Among other things, I’m the local Fire Dept. chaplain. I responded to a house fire last night. It was not big, and except for the smell of smoke and the need to turn off power until an electrician can do some rewiring, not much harm was done. Just the same, it was a traumatic experience for the elderly couple who live there. I’ve got a routine at these scenes: find out where the family is, check on how they are doing starting with the those standing closest to the action and moving back to the those farthest away. As I go I ask questions about their well being, is everyone accounted for, do they need to contact anyone, are they on any medications or under a doctor’s care. I answer their questions about what is going on, why is this or that happening, and what will happen next. Eventually I ask if they have a pastor or are a part of a faith community that would be of help. The answer I got last night was fairly typical.
Finding a New Church
“Oh yes, we’re believers. No we don’t have a church or pastor. We have not found a church since we moved here.”
“When did you move here?”
“Forty-one years ago.”
What do you make of that?
2 thoughts on “Finding a New Church”
Working as a chaplain to hospital and hospice patients, I’ve heard similar comments hundreds of times. Sometimes I’d ask if they didn’t miss church, and their answer was something like this: “Well, yes, it was nice, but I learned pretty much all I needed to know.” Beyond the basics, all that was left was being “able to quote scripture and argue about it.” Or they’d make some reference to “all the hypocrites in church.” Some, not many, of those people continue to be faithful readers of the Bible who pray daily. Many really did learn something about who God is, but the church community failed to engage them in any way that was continuously meaningful to their lives.
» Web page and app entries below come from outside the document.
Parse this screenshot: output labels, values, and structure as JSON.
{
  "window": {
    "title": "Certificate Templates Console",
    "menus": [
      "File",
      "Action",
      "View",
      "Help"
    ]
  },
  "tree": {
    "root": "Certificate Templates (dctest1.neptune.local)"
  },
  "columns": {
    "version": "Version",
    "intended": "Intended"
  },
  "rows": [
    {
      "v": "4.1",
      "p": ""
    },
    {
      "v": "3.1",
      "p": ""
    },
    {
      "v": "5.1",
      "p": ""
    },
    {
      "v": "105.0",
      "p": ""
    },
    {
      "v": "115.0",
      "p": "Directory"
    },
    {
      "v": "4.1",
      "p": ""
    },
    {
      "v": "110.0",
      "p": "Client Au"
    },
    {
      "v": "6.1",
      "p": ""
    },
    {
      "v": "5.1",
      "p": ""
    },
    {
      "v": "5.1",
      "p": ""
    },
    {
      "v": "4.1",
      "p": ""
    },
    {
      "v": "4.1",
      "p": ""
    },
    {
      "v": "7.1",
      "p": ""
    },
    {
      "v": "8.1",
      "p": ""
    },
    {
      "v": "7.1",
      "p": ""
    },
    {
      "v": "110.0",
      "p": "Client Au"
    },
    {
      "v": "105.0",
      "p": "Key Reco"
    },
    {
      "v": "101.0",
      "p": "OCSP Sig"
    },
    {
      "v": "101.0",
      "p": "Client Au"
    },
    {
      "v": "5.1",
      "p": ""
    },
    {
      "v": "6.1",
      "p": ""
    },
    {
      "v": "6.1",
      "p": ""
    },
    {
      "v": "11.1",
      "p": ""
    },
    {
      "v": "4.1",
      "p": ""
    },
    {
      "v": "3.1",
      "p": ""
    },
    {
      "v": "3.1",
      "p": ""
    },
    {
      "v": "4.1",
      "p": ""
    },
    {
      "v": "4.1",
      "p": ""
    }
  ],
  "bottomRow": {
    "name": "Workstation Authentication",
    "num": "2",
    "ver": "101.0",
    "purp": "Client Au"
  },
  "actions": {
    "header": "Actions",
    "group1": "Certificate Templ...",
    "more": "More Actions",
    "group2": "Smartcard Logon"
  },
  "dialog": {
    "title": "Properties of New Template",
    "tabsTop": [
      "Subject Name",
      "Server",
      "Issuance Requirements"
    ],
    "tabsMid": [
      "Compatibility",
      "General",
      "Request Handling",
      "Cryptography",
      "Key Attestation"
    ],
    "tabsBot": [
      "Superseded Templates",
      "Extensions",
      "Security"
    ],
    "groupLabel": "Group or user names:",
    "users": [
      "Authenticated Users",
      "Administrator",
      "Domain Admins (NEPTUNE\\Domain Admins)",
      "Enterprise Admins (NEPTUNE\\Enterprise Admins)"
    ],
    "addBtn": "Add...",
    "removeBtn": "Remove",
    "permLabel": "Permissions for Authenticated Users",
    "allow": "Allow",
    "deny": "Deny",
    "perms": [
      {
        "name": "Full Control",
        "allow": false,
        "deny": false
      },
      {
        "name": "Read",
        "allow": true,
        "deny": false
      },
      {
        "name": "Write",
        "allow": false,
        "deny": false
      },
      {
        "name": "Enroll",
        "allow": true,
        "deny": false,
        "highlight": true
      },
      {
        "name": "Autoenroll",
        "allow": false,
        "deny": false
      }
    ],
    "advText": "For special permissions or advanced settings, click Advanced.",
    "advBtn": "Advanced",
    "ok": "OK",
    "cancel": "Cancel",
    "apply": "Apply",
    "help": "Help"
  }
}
Many more, I suspect, became disillusioned when “God who is supposed to answer prayer” didn’t appear to hear theirs, and the church didn’t see or respond to their needs.
Wren,And then there is the, \”we got a new pastor and didn\’t like him and we just never went back.\” We both know that not everyone is going to go to church, but our shared experiences of so many church failures suggests that there is something wrong with how clergy and congregations function too many times in too many places.CP